Category: March 2018

How to Build a Progressive Movement in a Polarized Country

GEORGE LAKEY – Many assume that polarization is a barrier to making change. They observe more shouting and less listening, more drama and less reflection, and an escalation at the extremes. They note that mass media journalists have less time to cover the range of activist initiatives, which are therefore drowned out by the shouting. From coast to coast activists asked me: Does this condition leave us stuck? My answer included both good news and bad news. Most people wanted the latter first.

‘Corporations Are People’ Is Built on an Incredible 19th-Century Lie

ADAM WINKLER – A farcical series of events in the 1880s produced an enduring and controversial legal precedent. Somewhat unintuitively, American corporations today enjoy many of the same rights as American citizens. Both, for instance, are entitled to the freedom of speech and the freedom of religion. How exactly did corporations come to be understood as “people” bestowed with the most fundamental constitutional rights? The answer can be found in a bizarre—even farcical—series of lawsuits over 130 years ago involving a lawyer who lied to the Supreme Court, an ethically challenged justice, and one of the most powerful corporations of the day.

Federal Judge’s Unprecedented Order on Climate Science ‘Could Open Floodgates’ for Big Oil Lawsuits

JESSICA CORBETT – With a decision that could have far-reaching implications, a federal judge in California has ordered the first ever U.S. court hearing on climate science for a “public nuisance” lawsuit, meaning that major oil and gas companies for the first time may have to go on the record regarding what they knew about the planetary impacts of their products—and when.

Although Two Out of Three Americans Oppose Increasing U.S. Military Spending, the U.S. Government Is Boosting It to Record Levels

LAWRENCE WITTNER – Early this February, the Republican-controlled Congress passed and President Donald Trump signed new federal budget legislation that increased U.S. military spending by $165 billion over the next two years. Remarkably, though, a Gallup public opinion poll, conducted only days before, found that only 33 percent of Americans favored increasing U.S. military spending, while 65 percent opposed it, either backing reductions (34 percent) or maintenance of the status quo (31 percent).

Ninth Circuit Rules in Favor of Youth Plaintiffs, Rejects Trump’s Attempt to Evade Constitutional Climate Trial

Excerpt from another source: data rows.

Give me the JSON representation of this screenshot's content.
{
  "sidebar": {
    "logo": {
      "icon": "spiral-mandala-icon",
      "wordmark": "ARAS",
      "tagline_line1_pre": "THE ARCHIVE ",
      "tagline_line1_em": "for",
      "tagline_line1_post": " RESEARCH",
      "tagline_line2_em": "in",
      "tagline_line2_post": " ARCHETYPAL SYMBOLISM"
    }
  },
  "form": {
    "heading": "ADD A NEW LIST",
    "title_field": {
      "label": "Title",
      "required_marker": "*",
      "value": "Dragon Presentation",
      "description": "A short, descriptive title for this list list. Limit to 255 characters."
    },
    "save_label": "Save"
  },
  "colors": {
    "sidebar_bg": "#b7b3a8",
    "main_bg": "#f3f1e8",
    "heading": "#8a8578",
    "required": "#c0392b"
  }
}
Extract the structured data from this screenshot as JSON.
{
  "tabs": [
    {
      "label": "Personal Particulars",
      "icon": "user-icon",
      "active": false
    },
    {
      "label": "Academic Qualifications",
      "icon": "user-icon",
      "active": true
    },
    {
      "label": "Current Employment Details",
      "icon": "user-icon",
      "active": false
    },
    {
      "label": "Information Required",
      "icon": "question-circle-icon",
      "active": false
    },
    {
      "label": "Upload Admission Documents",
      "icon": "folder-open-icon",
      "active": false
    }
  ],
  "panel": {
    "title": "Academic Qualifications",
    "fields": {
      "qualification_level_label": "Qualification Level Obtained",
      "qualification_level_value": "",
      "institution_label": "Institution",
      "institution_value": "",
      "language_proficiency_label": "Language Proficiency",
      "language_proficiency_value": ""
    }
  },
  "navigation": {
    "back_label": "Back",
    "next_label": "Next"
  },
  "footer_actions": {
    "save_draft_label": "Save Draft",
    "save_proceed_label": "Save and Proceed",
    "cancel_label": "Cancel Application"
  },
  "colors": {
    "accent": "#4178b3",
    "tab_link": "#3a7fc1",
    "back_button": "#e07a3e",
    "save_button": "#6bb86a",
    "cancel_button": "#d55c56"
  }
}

OUR CHILDREN’S TRUST and EARTH GUARDIANS – San Francisco. On March 7, Chief Judge Sidney R. Thomas, writing for a unanimous three-judge panel of the Ninth Circuit Court of Appeals, rejected the Trump administration’s “drastic and extraordinary” petition for writ of mandamus in the landmark climate lawsuit, Juliana v. United States, brought by 21 youth supported by Our Children’s Trust.

PGE Withdraws Plan to Expand Fracked Gas-Fired Power, But Asks to Increase Pollution by 800% At Existing Plant

DAN SERRES – On February 20, 2018, Portland General Electric (PGE) officially ended plans to expand the Carty Generating Station, a fracked gas-fired facility located near Boardman, Oregon. This is a huge victory for our climate and public health. But controversy remains: PGE wants to dramatically increase air pollution at the existing Carty gas plant.

Look Deeper Than the Latest Shooting

ROBERT C. KOEHLER – There’s a bigger problem embedded in the social order than our lack of effective gun laws, and I hope the movement that emerges out of the Parkland massacre makes the leap beyond anger and single-issue politics. The nation’s weak gun laws — the easy availability of AR-15 assault rifles — are, in fact, a symptom of the general cheapening of human life in American society, which is reflected in the nation’s ever-expanding obsession with war and a military budget the size of Godzilla. War always has a way of coming home.